Link to Living Tradition Homepage






Night Vad NV003

Woven by Sarah Hayes is a sophisticated musical work of great depth that begins with The Trees They Grow Tall, the style of which is very reminiscent of The Penguin Café Orchestra, an accolade indeed. The musicianship and production of this CD is superb in every detail; the music weaves in and out of genres whilst always remaining firmly rooted in a traditional folk performance style. In many ways, this work is ‘cutting edge’ music that successfully creates a fusion between folk and a more edgy, contemporary sound.

After the initial musical impression of Woven, pleasurable though it is, has run its course, then the real appreciation of the work can begin. On closer inspection everything about this tapestry of sound has been very carefully thought out; there are innumerable links to enjoy and explore. The title is a metaphorical insight into the fragility of identity concerning who we are, what we become and how quickly, with the passage of time, one’s own personal identity is inevitably dispersed and ultimately lost. Using music as a vehicle, Sarah has musically examined and questioned the serious concept of identity itself. This is a powerful thought provoking CD which can be enjoyed on many levels.

Initially conceived as a “musical embodiment of its title” where Sarah could weave her formidable musical abilities into one, this work is so much more than that. Each track moves seamlessly into the next, creating a folk opera of the human condition, so much so it is difficult to highlight any one track over another. However, Where Ravens Feed is an exemplary track which allows Sarah to bring her many talents together in one homogenous musical whole, beautifully strident vocals, inspired whistle and subtle flute. Sair Fyel’d Hinny is a masterful example of musically developing a simple melody line. The Jute Mill Song has an evocative sentiment that seems as true now as it was then: “Oh dear me, the world’s ill-divided. Them that work the hardest are the least provided”.

Four Loom Weaver carries on with this theme, but in essence becomes darker. The trilogy is completed with the Mill Pond, which has a quite beautiful, melancholic, ethereal quality about it.  Maybe this is where the impoverished loom weaver sought release from the trials and tribulations of his lot.

This work is a great achievement of style, substance and maturity.

John Oke Bartlett

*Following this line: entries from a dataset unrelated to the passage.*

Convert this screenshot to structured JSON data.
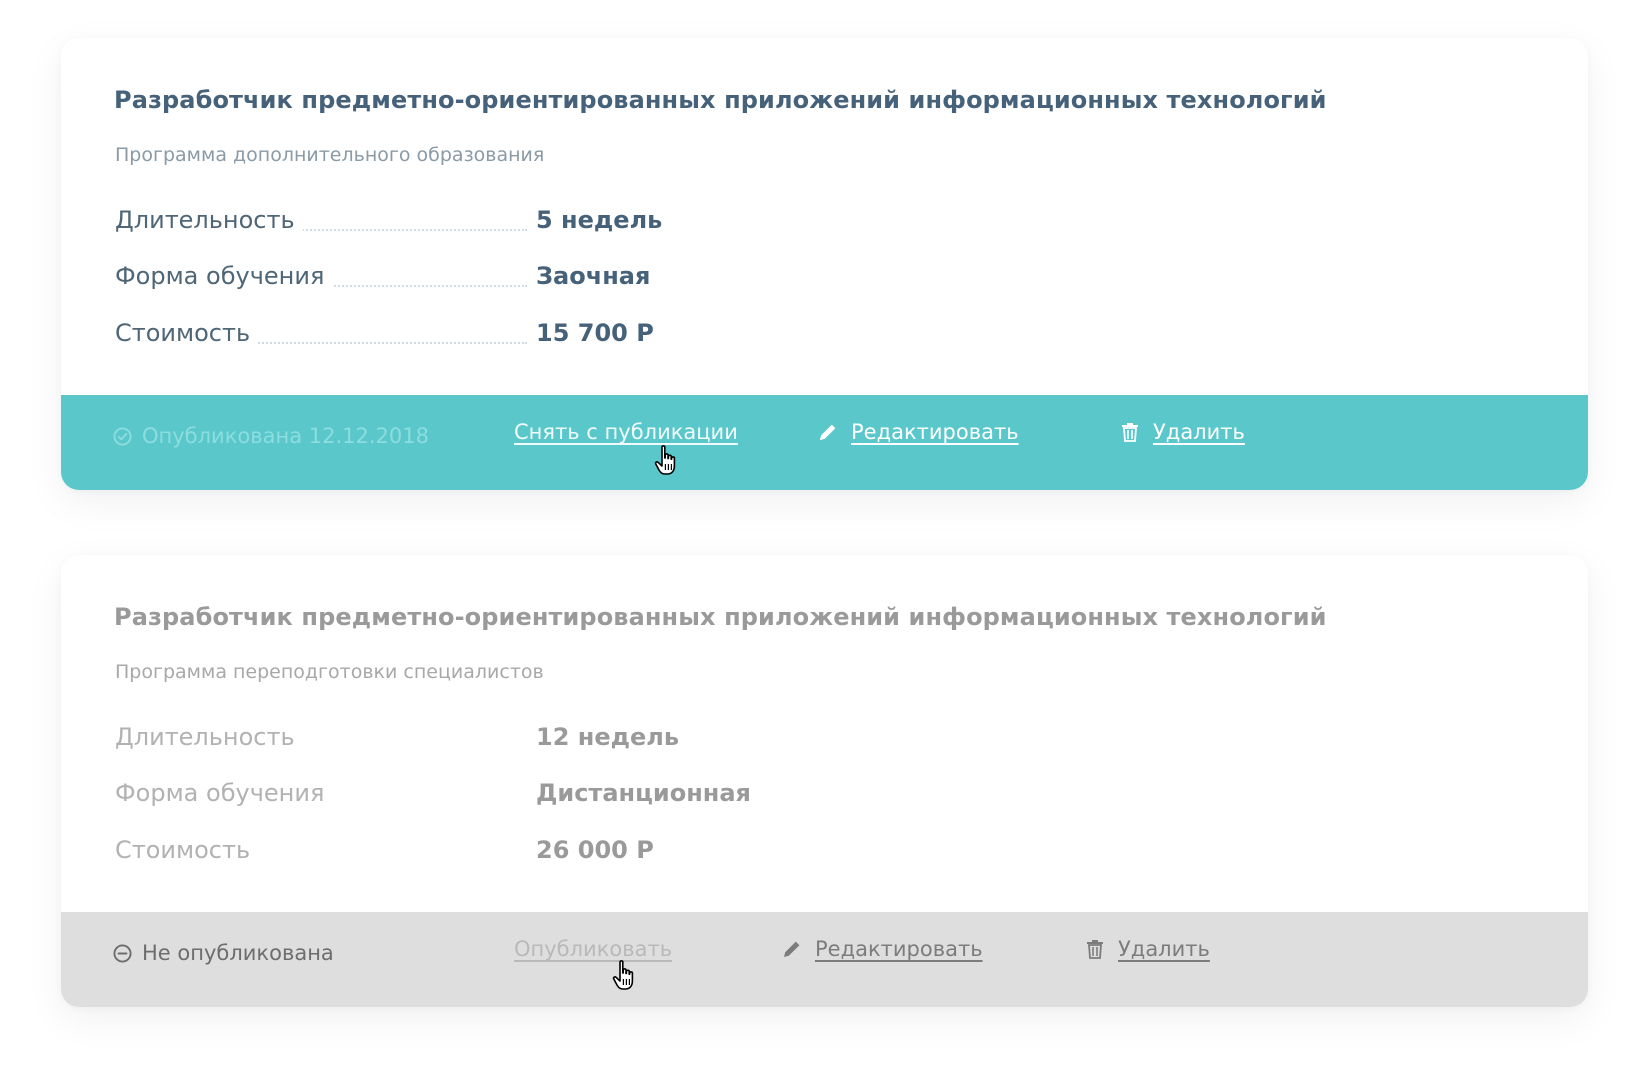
{
  "cards": [
    {
      "title": "Разработчик предметно-ориентированных приложений информационных технологий",
      "subtitle": "Программа дополнительного образования",
      "rows": [
        {
          "label": "Длительность",
          "value": "5 недель"
        },
        {
          "label": "Форма обучения",
          "value": "Заочная"
        },
        {
          "label": "Стоимость",
          "value": "15 700 Р"
        }
      ],
      "footer": {
        "status_text": "Опубликована 12.12.2018",
        "status_icon": "check-circle-icon",
        "toggle_label": "Снять с публикации",
        "edit_label": "Редактировать",
        "delete_label": "Удалить",
        "background": "#5ac8cb"
      }
    },
    {
      "title": "Разработчик предметно-ориентированных приложений информационных технологий",
      "subtitle": "Программа переподготовки специалистов",
      "rows": [
        {
          "label": "Длительность",
          "value": "12 недель"
        },
        {
          "label": "Форма обучения",
          "value": "Дистанционная"
        },
        {
          "label": "Стоимость",
          "value": "26 000 Р"
        }
      ],
      "footer": {
        "status_text": "Не опубликована",
        "status_icon": "minus-circle-icon",
        "toggle_label": "Опубликовать",
        "edit_label": "Редактировать",
        "delete_label": "Удалить",
        "background": "#dedede"
      }
    }
  ],
  "icons": {
    "edit": "pencil-icon",
    "delete": "trash-icon",
    "cursor": "hand-pointer-icon"
  }
}
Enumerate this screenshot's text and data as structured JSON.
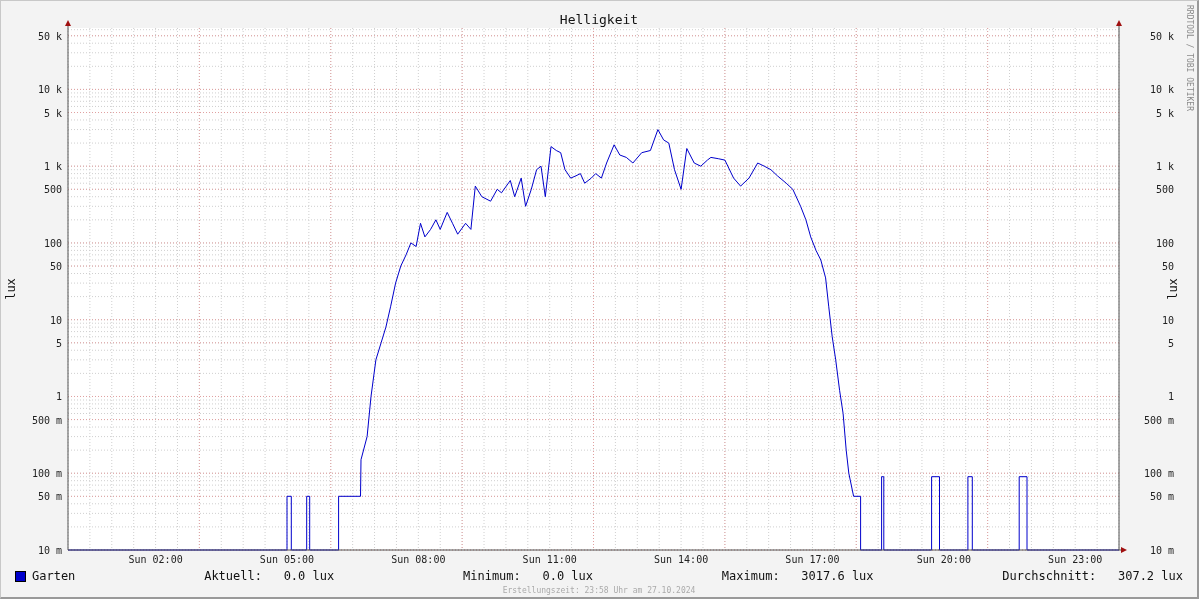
{
  "title": "Helligkeit",
  "watermark": "RRDTOOL / TOBI OETIKER",
  "left_axis": {
    "label": "lux",
    "tick_labels": [
      "50 k",
      "10 k",
      "5 k",
      "1 k",
      "500",
      "100",
      "50",
      "10",
      "5",
      "1",
      "500 m",
      "100 m",
      "50 m",
      "10 m"
    ]
  },
  "right_axis": {
    "label": "lux",
    "tick_labels": [
      "50 k",
      "10 k",
      "5 k",
      "1 k",
      "500",
      "100",
      "50",
      "10",
      "5",
      "1",
      "500 m",
      "100 m",
      "50 m",
      "10 m"
    ]
  },
  "x_axis": {
    "tick_labels": [
      "Sun 02:00",
      "Sun 05:00",
      "Sun 08:00",
      "Sun 11:00",
      "Sun 14:00",
      "Sun 17:00",
      "Sun 20:00",
      "Sun 23:00"
    ]
  },
  "legend": {
    "name": "Garten",
    "color": "#0000cc"
  },
  "stats": [
    {
      "label": "Aktuell:",
      "value": "0.0 lux"
    },
    {
      "label": "Minimum:",
      "value": "0.0 lux"
    },
    {
      "label": "Maximum:",
      "value": "3017.6 lux"
    },
    {
      "label": "Durchschnitt:",
      "value": "307.2 lux"
    }
  ],
  "footer": "Erstellungszeit: 23:58 Uhr am 27.10.2024"
}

Secure On-line mailorder service
Buy this CD online from The Listening Post
The Listening Post is the CD mailorder service of The Living Tradition magazine.
This album was reviewed in Issue 111 of The Living Tradition magazine.